▶ **EXERCISE**
Locate the string "label" in the listing below. Copy every line where it is found.
╔══
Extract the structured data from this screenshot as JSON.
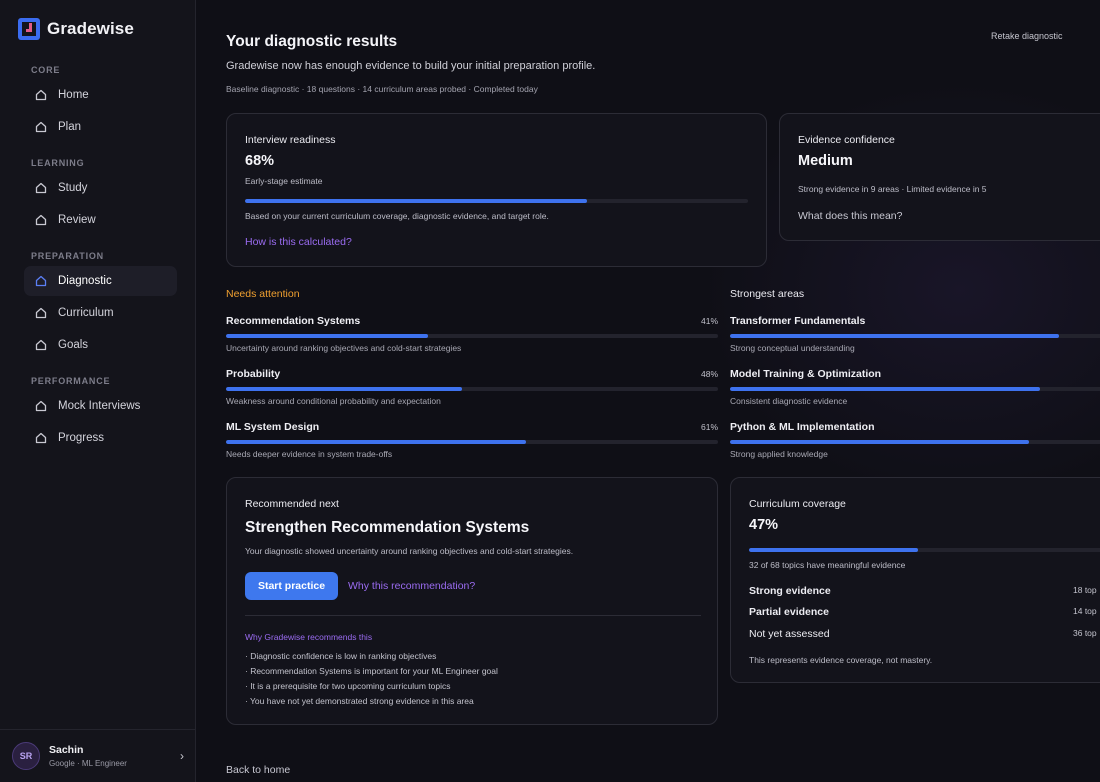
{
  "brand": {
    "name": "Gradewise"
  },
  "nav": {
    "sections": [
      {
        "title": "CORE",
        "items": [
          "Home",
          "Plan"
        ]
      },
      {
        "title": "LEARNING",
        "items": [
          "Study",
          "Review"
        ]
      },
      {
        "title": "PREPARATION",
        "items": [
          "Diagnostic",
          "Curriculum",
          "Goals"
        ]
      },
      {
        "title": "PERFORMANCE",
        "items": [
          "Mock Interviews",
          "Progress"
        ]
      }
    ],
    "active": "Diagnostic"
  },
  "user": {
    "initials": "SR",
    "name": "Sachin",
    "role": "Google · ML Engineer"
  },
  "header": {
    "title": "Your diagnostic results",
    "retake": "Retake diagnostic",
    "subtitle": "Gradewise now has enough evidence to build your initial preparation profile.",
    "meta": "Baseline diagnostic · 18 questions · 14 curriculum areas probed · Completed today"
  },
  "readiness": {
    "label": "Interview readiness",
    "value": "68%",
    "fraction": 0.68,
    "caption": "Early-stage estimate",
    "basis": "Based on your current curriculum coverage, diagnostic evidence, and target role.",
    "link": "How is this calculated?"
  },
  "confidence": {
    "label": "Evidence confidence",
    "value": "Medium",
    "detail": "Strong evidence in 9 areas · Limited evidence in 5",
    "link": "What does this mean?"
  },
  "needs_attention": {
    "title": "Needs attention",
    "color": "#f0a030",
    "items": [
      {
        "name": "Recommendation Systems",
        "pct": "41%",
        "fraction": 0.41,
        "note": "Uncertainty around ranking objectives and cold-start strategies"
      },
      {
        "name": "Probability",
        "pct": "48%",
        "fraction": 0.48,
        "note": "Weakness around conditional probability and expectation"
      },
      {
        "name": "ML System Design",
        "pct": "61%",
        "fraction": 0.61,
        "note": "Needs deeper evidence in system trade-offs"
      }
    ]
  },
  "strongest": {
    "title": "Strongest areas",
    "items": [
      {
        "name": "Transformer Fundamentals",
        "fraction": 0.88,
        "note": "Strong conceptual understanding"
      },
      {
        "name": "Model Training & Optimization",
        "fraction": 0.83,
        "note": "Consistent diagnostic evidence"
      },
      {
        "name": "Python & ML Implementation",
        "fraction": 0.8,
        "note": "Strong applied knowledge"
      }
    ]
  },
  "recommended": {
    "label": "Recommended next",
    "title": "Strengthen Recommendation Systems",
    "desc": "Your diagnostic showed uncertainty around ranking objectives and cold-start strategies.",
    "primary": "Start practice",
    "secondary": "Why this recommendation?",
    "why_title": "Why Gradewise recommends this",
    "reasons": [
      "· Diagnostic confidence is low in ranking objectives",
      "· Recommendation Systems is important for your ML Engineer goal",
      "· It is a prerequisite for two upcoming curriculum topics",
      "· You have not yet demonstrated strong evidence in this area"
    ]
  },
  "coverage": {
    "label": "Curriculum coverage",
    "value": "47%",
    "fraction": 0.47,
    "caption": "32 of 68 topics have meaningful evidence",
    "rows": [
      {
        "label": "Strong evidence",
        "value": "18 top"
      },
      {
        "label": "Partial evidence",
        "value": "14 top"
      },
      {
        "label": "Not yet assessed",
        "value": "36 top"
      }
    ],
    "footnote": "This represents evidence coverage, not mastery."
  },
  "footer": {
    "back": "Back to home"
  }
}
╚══
▶ **EXERCISE ANSWER**
    "label": "Interview readiness",
    "label": "Evidence confidence",
    "label": "Recommended next",
    "label": "Curriculum coverage",
        "label": "Strong evidence",
        "label": "Partial evidence",
        "label": "Not yet assessed",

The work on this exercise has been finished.